(Interface dataset entries)
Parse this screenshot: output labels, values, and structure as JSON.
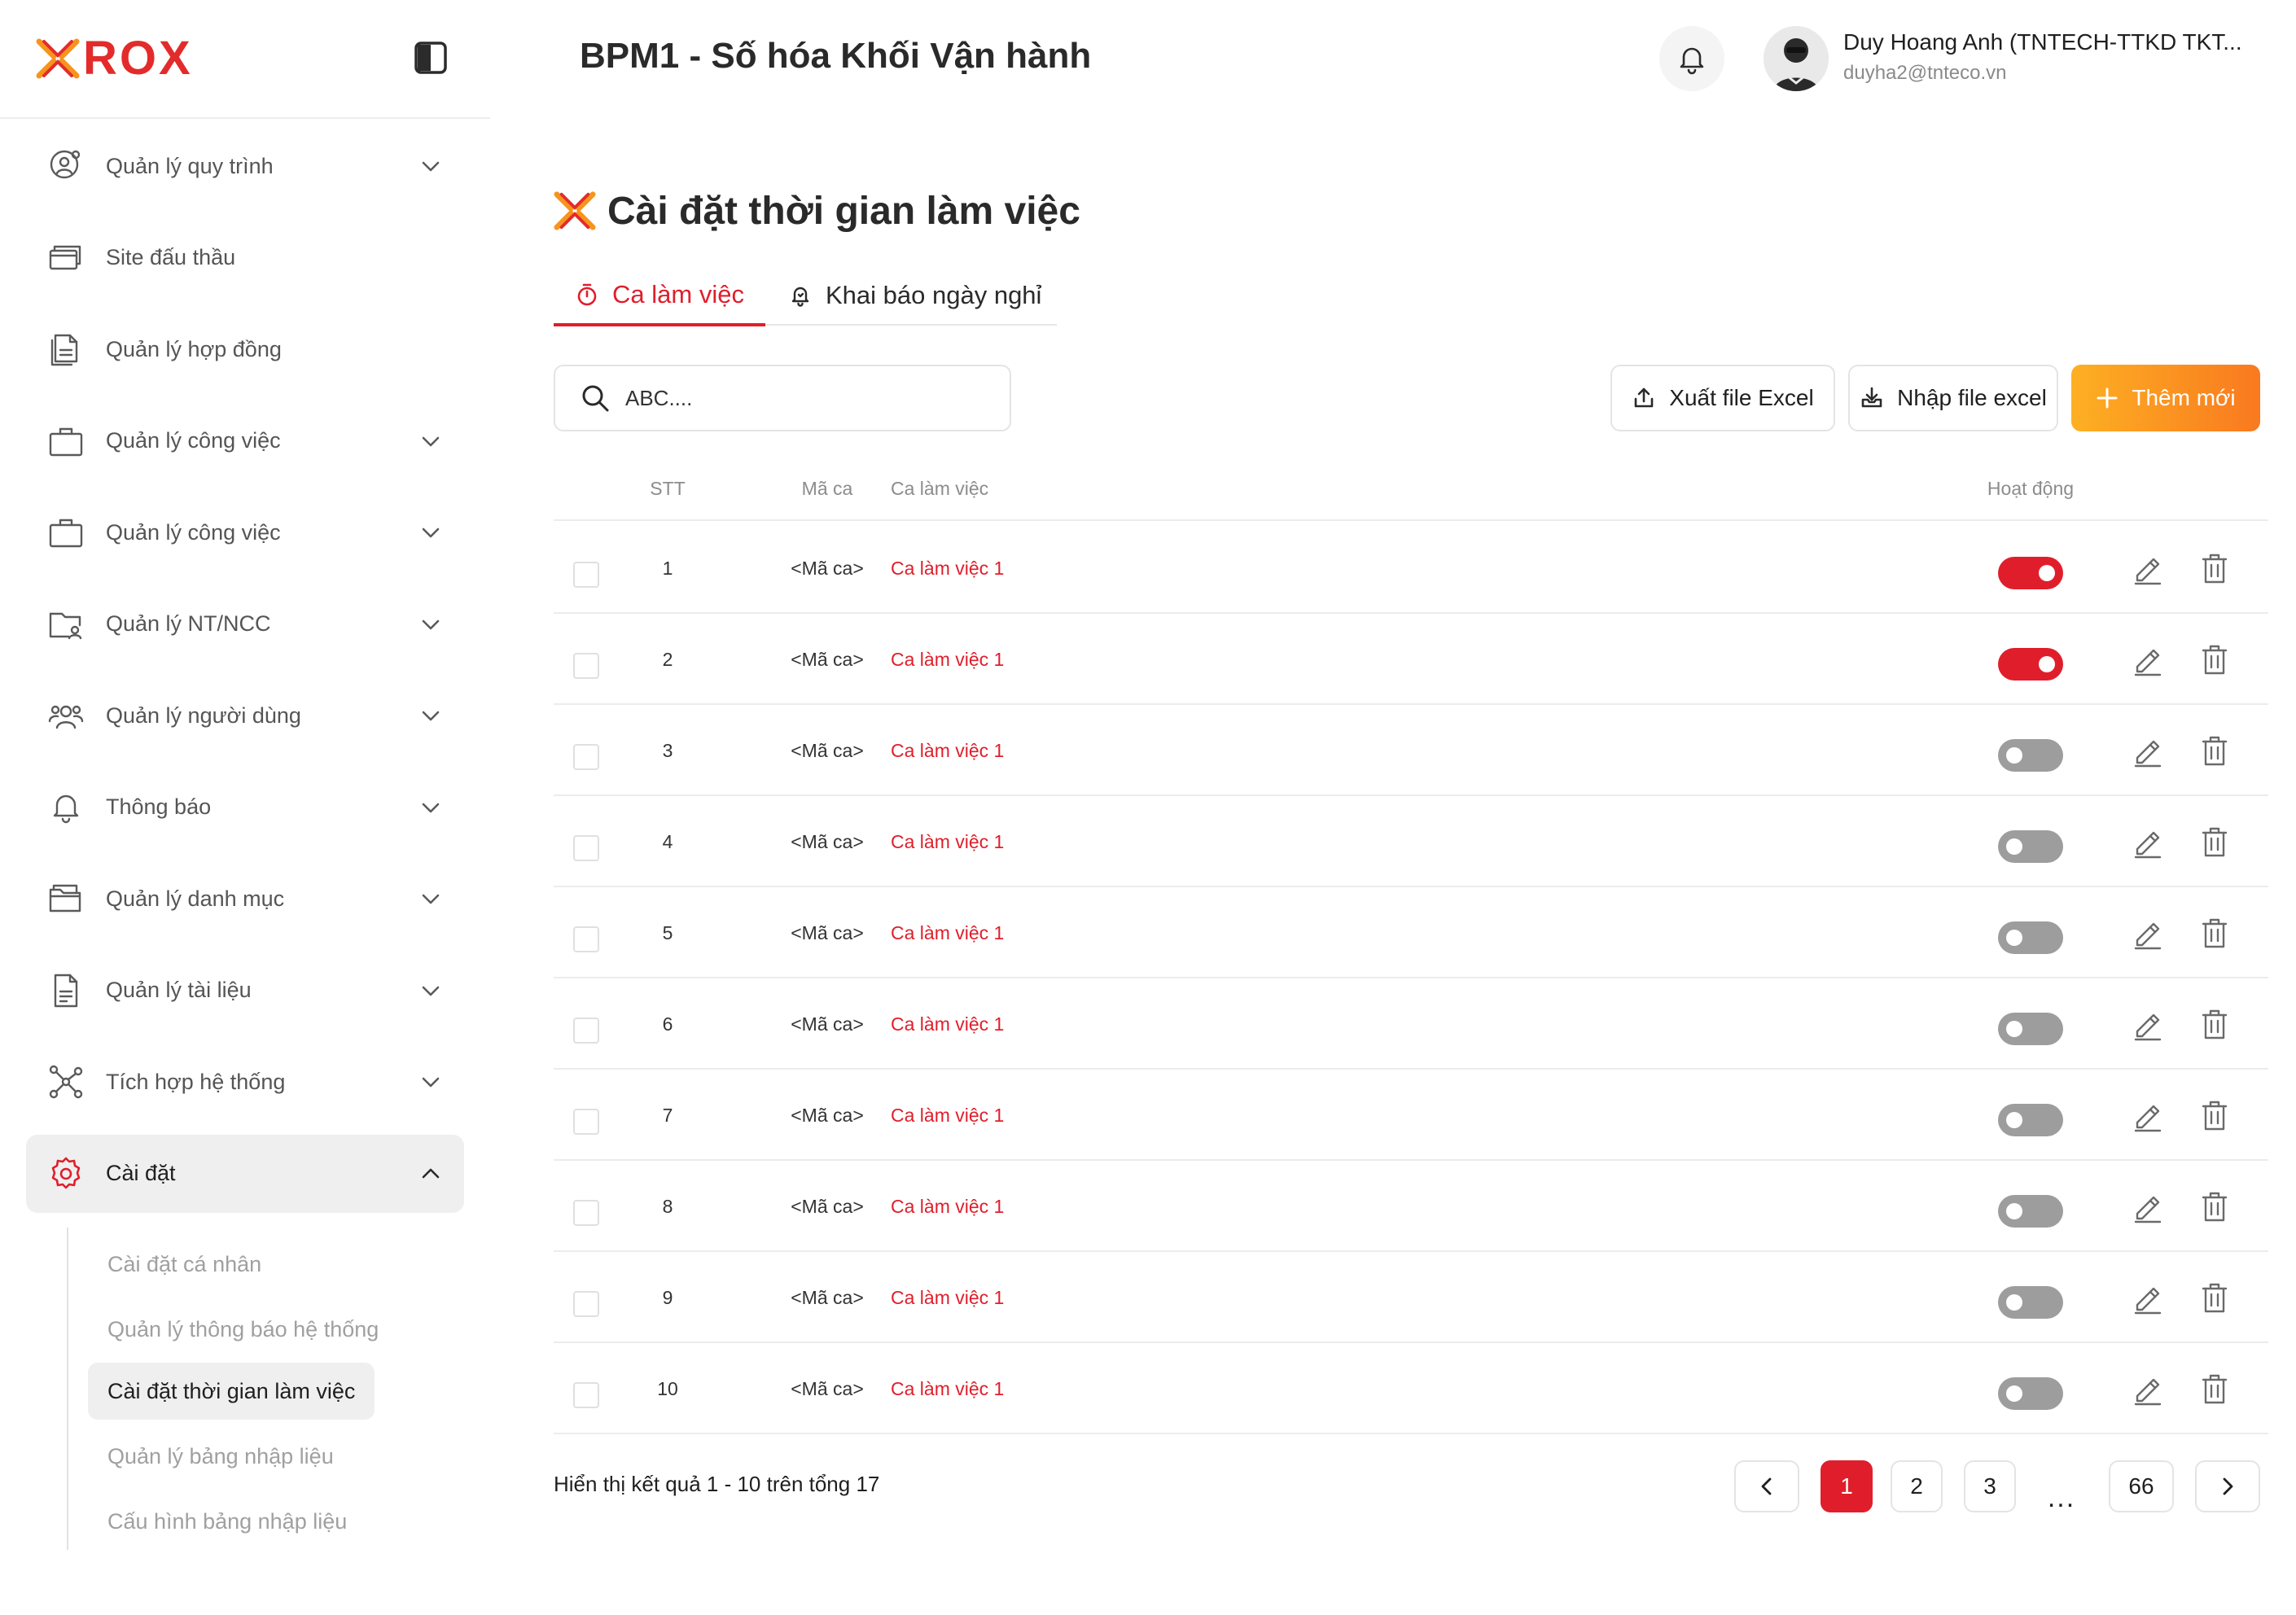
{
  "brand": {
    "logo_text": "ROX",
    "accent": "#e32b2b",
    "logo_mark_colors": [
      "#f7941d",
      "#e32b2b"
    ]
  },
  "header": {
    "title": "BPM1 - Số hóa Khối Vận hành",
    "notification_icon": "bell-icon",
    "user": {
      "name": "Duy Hoang Anh (TNTECH-TTKD TKT...",
      "email": "duyha2@tnteco.vn"
    }
  },
  "sidebar": {
    "items": [
      {
        "label": "Quản lý quy trình",
        "icon": "process-settings-icon",
        "has_children": true
      },
      {
        "label": "Site đấu thầu",
        "icon": "cards-icon",
        "has_children": false
      },
      {
        "label": "Quản lý hợp đồng",
        "icon": "document-copy-icon",
        "has_children": false
      },
      {
        "label": "Quản lý công việc",
        "icon": "briefcase-icon",
        "has_children": true
      },
      {
        "label": "Quản lý công việc",
        "icon": "briefcase-icon",
        "has_children": true
      },
      {
        "label": "Quản lý NT/NCC",
        "icon": "folder-user-icon",
        "has_children": true
      },
      {
        "label": "Quản lý người dùng",
        "icon": "users-icon",
        "has_children": true
      },
      {
        "label": "Thông báo",
        "icon": "bell-icon",
        "has_children": true
      },
      {
        "label": "Quản lý danh mục",
        "icon": "folders-icon",
        "has_children": true
      },
      {
        "label": "Quản lý tài liệu",
        "icon": "file-text-icon",
        "has_children": true
      },
      {
        "label": "Tích hợp hệ thống",
        "icon": "network-icon",
        "has_children": true
      },
      {
        "label": "Cài đặt",
        "icon": "gear-icon",
        "has_children": true,
        "expanded": true,
        "active": true
      }
    ],
    "submenu": [
      {
        "label": "Cài đặt cá nhân",
        "active": false
      },
      {
        "label": "Quản lý thông báo hệ thống",
        "active": false
      },
      {
        "label": "Cài đặt thời gian làm việc",
        "active": true
      },
      {
        "label": "Quản lý bảng nhập liệu",
        "active": false
      },
      {
        "label": "Cấu hình bảng nhập liệu",
        "active": false
      }
    ]
  },
  "page": {
    "title": "Cài đặt thời gian làm việc",
    "tabs": [
      {
        "label": "Ca làm việc",
        "icon": "stopwatch-icon",
        "active": true
      },
      {
        "label": "Khai báo ngày nghỉ",
        "icon": "bell-outline-icon",
        "active": false
      }
    ],
    "search": {
      "value": "",
      "placeholder": "ABC...."
    },
    "actions": {
      "export_label": "Xuất file Excel",
      "import_label": "Nhập file excel",
      "add_label": "Thêm mới"
    },
    "table": {
      "columns": {
        "stt": "STT",
        "code": "Mã ca",
        "shift": "Ca làm việc",
        "active": "Hoạt động"
      },
      "rows": [
        {
          "stt": "1",
          "code": "<Mã ca>",
          "shift": "Ca làm việc 1",
          "active": true
        },
        {
          "stt": "2",
          "code": "<Mã ca>",
          "shift": "Ca làm việc 1",
          "active": true
        },
        {
          "stt": "3",
          "code": "<Mã ca>",
          "shift": "Ca làm việc 1",
          "active": false
        },
        {
          "stt": "4",
          "code": "<Mã ca>",
          "shift": "Ca làm việc 1",
          "active": false
        },
        {
          "stt": "5",
          "code": "<Mã ca>",
          "shift": "Ca làm việc 1",
          "active": false
        },
        {
          "stt": "6",
          "code": "<Mã ca>",
          "shift": "Ca làm việc 1",
          "active": false
        },
        {
          "stt": "7",
          "code": "<Mã ca>",
          "shift": "Ca làm việc 1",
          "active": false
        },
        {
          "stt": "8",
          "code": "<Mã ca>",
          "shift": "Ca làm việc 1",
          "active": false
        },
        {
          "stt": "9",
          "code": "<Mã ca>",
          "shift": "Ca làm việc 1",
          "active": false
        },
        {
          "stt": "10",
          "code": "<Mã ca>",
          "shift": "Ca làm việc 1",
          "active": false
        }
      ]
    },
    "pagination": {
      "summary": "Hiển thị kết quả 1 - 10 trên tổng 17",
      "pages": [
        "1",
        "2",
        "3"
      ],
      "current": "1",
      "ellipsis": "...",
      "last": "66"
    }
  },
  "colors": {
    "primary": "#e01e2b",
    "add_gradient_start": "#fdb023",
    "add_gradient_end": "#f9791f",
    "toggle_off": "#9d9d9d"
  }
}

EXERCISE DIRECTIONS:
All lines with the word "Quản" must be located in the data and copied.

RESPONSE TO THIS EXERCISE:
        "label": "Quản lý quy trình",
        "label": "Quản lý hợp đồng",
        "label": "Quản lý công việc",
        "label": "Quản lý công việc",
        "label": "Quản lý NT/NCC",
        "label": "Quản lý người dùng",
        "label": "Quản lý danh mục",
        "label": "Quản lý tài liệu",
        "label": "Quản lý thông báo hệ thống",
        "label": "Quản lý bảng nhập liệu",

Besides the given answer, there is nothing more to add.